Untapped potential of those who have mental illness | Daily Telegraph

Thu Oct 3, 2013

We should all pay attention when the most respected names in social policy, business, bureaucratic, not -for profit and media circles speak out about what's required to make quality of life better for those with a lived experience of mental illness.

Mental health champion and former Australian of the Year Professor Patrick McGorry, Mental Health Commissioner Professor Allan Fels, The Social Inclusion Board and the Business Council of Australia have all had a say in recent times, and there are some common themes that shouldn't be ignored. One is that there should be more focus on practical and often simple approaches and solutions that can make a huge difference to the lives of those who live with a mental illness.

As one of Australia's foremost not-for-profit service providers, RichmondPRA provides community-based support for people with a mental illness. Organisations such as ours are more often than not a safety net for people living with the most serious kinds of mental illness. These are some of the most disadvantaged and isolated people in the country.

Billions of dollars have been pledged in recent years to deliver more mental health services and make them more accessible, a development which should be applauded. But how money is spent on the ground and how it reaches those most in need is the key. We need to build our excellent but disparate Commonwealth and state -funded programs into a clear and accessible system so that people with a lived experience of mental illness, their carers and families can get the help they need at the earliest opportunity.

This is the best way of ensuring that people with a lived experience remain well and a valued part of local communities. It also keeps them away from costly and isolating experiences in hospitals, courts and jails. Or, worse still, suicide. Of course, employment plays an important part in everyone's life, and it is no different for people with a lived experience of mental illness.

But the reality is, severe mental illness remains a massive barrier to achieving employment.

So what can be done? Recognition and understanding is a good starting point. Employers who recognise and understand that an employee living with a mental illness is like any other employee can make a massive difference. With supportive management, people living with mental illness who may be re- entering the workforce can become contributing and productive employees.

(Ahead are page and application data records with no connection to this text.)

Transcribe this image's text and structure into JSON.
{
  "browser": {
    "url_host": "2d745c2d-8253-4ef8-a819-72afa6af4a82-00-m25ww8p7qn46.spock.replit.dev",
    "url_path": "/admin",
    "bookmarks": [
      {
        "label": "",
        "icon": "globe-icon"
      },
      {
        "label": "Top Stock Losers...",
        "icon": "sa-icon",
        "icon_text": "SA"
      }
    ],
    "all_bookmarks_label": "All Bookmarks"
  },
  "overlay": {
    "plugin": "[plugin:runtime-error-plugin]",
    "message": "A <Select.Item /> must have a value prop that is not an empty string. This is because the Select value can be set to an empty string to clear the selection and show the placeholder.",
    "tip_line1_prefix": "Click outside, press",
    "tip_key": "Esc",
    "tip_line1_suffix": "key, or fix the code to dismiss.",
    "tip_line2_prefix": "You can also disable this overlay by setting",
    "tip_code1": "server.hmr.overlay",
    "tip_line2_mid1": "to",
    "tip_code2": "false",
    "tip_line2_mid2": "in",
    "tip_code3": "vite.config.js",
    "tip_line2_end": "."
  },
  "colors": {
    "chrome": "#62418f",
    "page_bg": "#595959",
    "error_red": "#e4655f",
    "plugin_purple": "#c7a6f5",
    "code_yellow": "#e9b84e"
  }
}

My challenge to employers is this take a look at how you can access the enormous untapped potential of people who live with mental illness.

>> Read more on attached PDF.